   My bibliography  Save this article

On Optimal Rules of Persuasion

Author

Listed:
  • Jacob Glazer
  • Ariel Rubinstein

Abstract

A speaker wishes to persuade a listener to accept a certain request. The conditions under which the request is justified, from the listener's point of view, depend on the values of two aspects. The values of the aspects are known only to the speaker and the listener can check the value of at most one. A mechanism specifies a set of messages that the speaker can send and a rule that determines the listener's response, namely, which aspect he checks and whether he accepts or rejects the speaker's request. We study mechanisms that maximize the probability that the listener accepts the request when it is justified and rejects the request when it is unjustified, given that the speaker maximizes the probability that his request is accepted. We show that a simple optimal mechanism exists and can be found by solving a linear programming problem in which the set of constraints is derived from what we call the L-principle. Copyright The Econometric Society 2004.

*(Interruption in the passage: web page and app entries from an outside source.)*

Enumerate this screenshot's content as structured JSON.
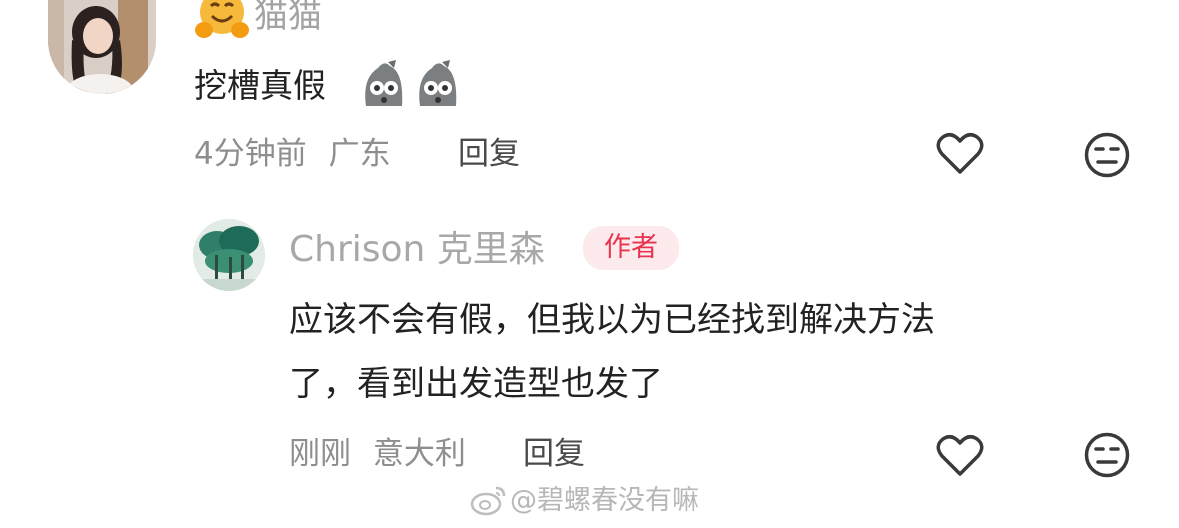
{
  "comment": {
    "username": "猫猫",
    "text": "挖槽真假",
    "time": "4分钟前",
    "location": "广东",
    "reply_label": "回复",
    "emoji_count": 2
  },
  "reply_comment": {
    "username": "Chrison 克里森",
    "author_badge": "作者",
    "text_line1": "应该不会有假，但我以为已经找到解决方法",
    "text_line2": "了，看到出发造型也发了",
    "time": "刚刚",
    "location": "意大利",
    "reply_label": "回复"
  },
  "watermark": "@碧螺春没有嘛",
  "icons": [
    "hugging-face-emoji-icon",
    "ghost-emoji-icon",
    "heart-icon",
    "dislike-face-icon",
    "weibo-logo-icon"
  ]
}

Suggested Citation

  • Jacob Glazer & Ariel Rubinstein, 2004. "On Optimal Rules of Persuasion," Econometrica, Econometric Society, vol. 72(6), pages 1715-1736, November.
  • Handle: RePEc:ecm:emetrp:v:72:y:2004:i:6:p:1715-1736
    as

    Download full text from publisher

    File URL: http://hdl.handle.net/10.1111/j.1468-0262.2004.00551.x
    File Function: link to full text
    Download Restriction: Access to full text is restricted to subscribers.

    As the access to this document is restricted, you may want to search for a different version of it.

    More about this item

    Statistics

    Access and download statistics

    Corrections

    All material on this site has been provided by the respective publishers and authors. You can help correct errors and omissions. When requesting a correction, please mention this item's handle: RePEc:ecm:emetrp:v:72:y:2004:i:6:p:1715-1736. See general information about how to correct material in RePEc.

    For technical questions regarding this item, or to correct its authors, title, abstract, bibliographic or download information, contact: (Wiley-Blackwell Digital Licensing) or (Christopher F. Baum). General contact details of provider: http://edirc.repec.org/data/essssea.html .

    If you have authored this item and are not yet registered with RePEc, we encourage you to do it here. This allows to link your profile to this item. It also allows you to accept potential citations to this item that we are uncertain about.

    We have no references for this item. You can help adding them by using this form .

    If you know of missing items citing this one, you can help us creating those links by adding the relevant references in the same way as above, for each refering item. If you are a registered author of this item, you may also want to check the "citations" tab in your RePEc Author Service profile, as there may be some citations waiting for confirmation.

    Please note that corrections may take a couple of weeks to filter through the various RePEc services.

    IDEAS is a RePEc service hosted by the Research Division of the Federal Reserve Bank of St. Louis . RePEc uses bibliographic data supplied by the respective publishers.